1. DIY pitfalls. Many DIY estate plans are not led by real attorneys, but by software-based programs that may or may not be up to date with the latest laws. Further, most DIY companies charge extra for simple planning questions that are generally included in a regular attorney-client based meeting.


2. Mindset of being too young for a plan. Often, people feel they may be too young to have an estate plan. As the pandemic has proven, illness and incapacity can strike at any time and at any age. It is important for everyone over the age of 18 to at least have an advanced medical directive established while you are healthy and of sound mind. This way your wishes are detailed regarding your care preferences. You can also set up documents to protect any pets you may have that might need care in the event you become incapacitated.


3. Myth of not “owning” enough. Even if you have nothing to leave behind to an heir (or if you have no heirs at all) it is important to document your wishes for care, should an emergency happen. There is no magical number of assets, cash or real estate, that qualifies someone to have an estate plan. Estate plans are for all walks of life and budgets. Creating a trust is not just for the wealthy either. A trust can be affordably created to protect any assets from probate. You do not need to have a certain amount of money to benefit from having a trust and, likewise, you do not need spend a lot to create one.


4. Lack of understanding legal terms. It is okay to admit if you do not understand what estate planning is or what your previous or current plan entails. We are here to help demystify the process and explain every word, every step, in-depth with you. Some law firms and DIY companies have a complicated and antiquated process of creating an estate plan—but not Wiles Law. What makes us different is that we find strategic ways to protect your estate through new planning structures, staying on top of changing estate laws, and sourcing and innovating new systems. Our planning happens in three easy steps— Design, Sign, Align—so you can spend more time on other parts of your life that matter more.


5. Important life events. Pandemic living has created endless to do lists and lack of free time — making it easy to forget to update important documents after a birth, adoption, death, marriage, divorce or move. We understand you need to catch your breath after a difficult year of rebuilding. When you are ready to make important updates to your plan, we can help you quickly and easily. In a perfect world it would be best to make updates immediately or within a few months of an event happening.
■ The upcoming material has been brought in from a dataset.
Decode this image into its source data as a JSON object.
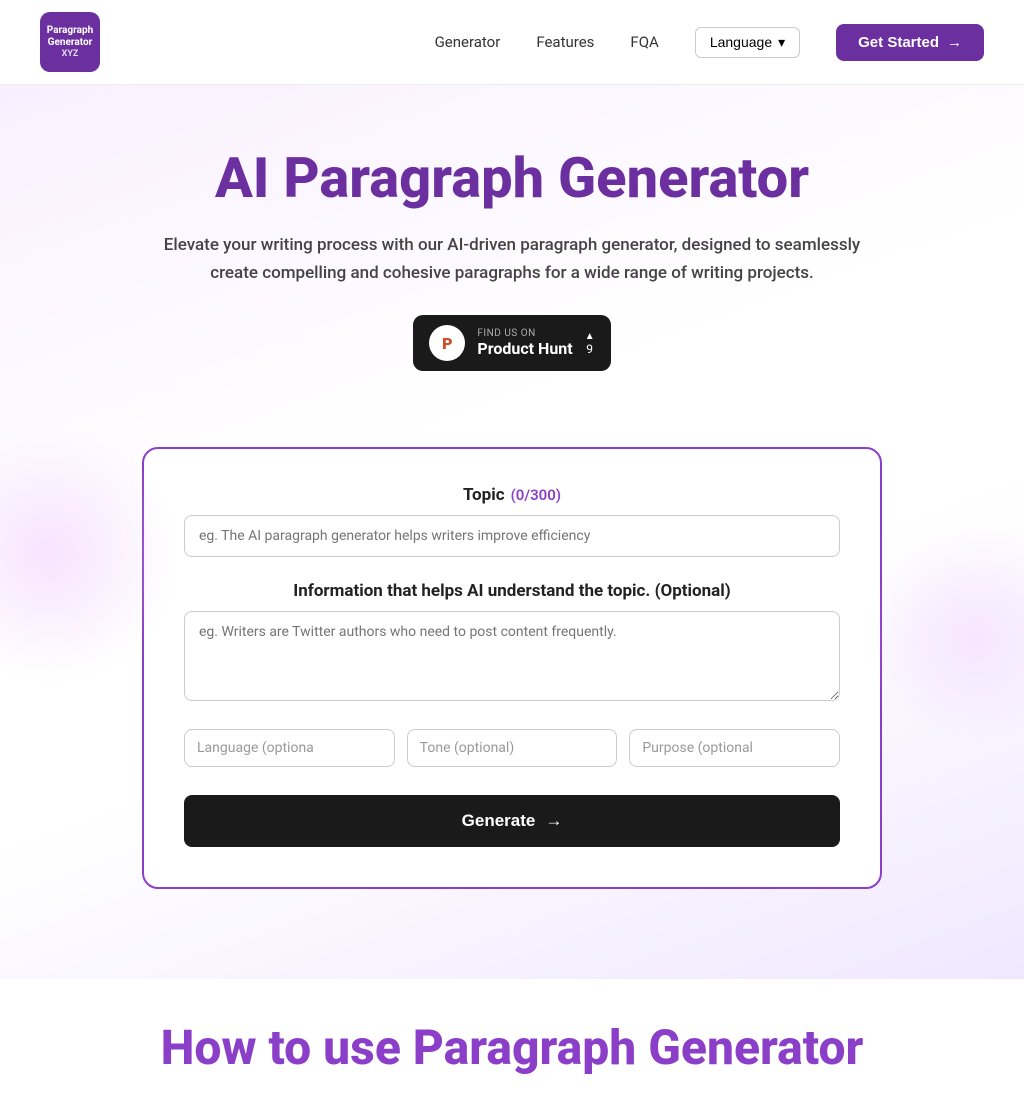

We understand that may not be possible for some, so our best advice is to not wait longer than six months as laws may change that impact your estate.


6. Not building in a plan for long term care or disability. We all forget to think about long term care. It is not something we want to plan for, but it is something to consider. Most of us hope we will live long into old age gracefully, but the chances of disability or long-term care is more likely than you may think. By the time you reach 65 years old, there is a 70% chance you will need long term care insurance. Women are more likely to need care longer than men by an average of 7 years. Do you have this built into your estate plan with coverage and funding?


7. Incorrect titles and funding. This is one of the most common mistakes we see. If you have a trust, you want to make sure your assets are titled in the name of the trust, not necessarily your legal name. This way the asset is protected from probate by the trust, not you. Once the asset is properly titled, you will also want to include plans for funding. Your estate plan does not work unless you set up instructions on where the funds will be coming from and how they will be distributed.


8. Not planning for minors and guardians. If you pass away while your children are minors, the court will appoint a guardian who will control their legal inheritance until the children are 18 years old. But, if you elect to create a revocable trust for your children, you can protect them from lengthy court proceedings and allow the guardian to take immediate care of them with your provided inheritance. This can also protect them from irresponsible spending habits and creditors by using specific terms established by you.


9. Forgetting where your estate plan is. Many times we hear from beneficiaries or personal representatives asking if we have information regarding where your plan is located. Ideally, you should give a copy to your personal representative BEFORE you become incapacitated or pass away so there can be an honest conversation about the plan, instructions, and a chance to ask any questions. We also keep a copy on file at our offices as well. While you review your plan with your personal representative, it is important to discuss any details for minors, guardians, or pets who also need to be taken care of through the estate.


10. Not formalizing the plan, legally, with an attorney. Work-in-progress plans or handwritten notes are better than no plan at all, but unfortunately, they will not hold up in a court of law. Once you have come to an agreement on how you would like to protect your estate, it is important to bring those plans, ideas, and questions to an attorney to formalize and make a valid estate plan. As a part of our services, we encourage clients to write their own “Legacy Letter,” which details specific information on how you would like your legacy honored and continued to your heirs.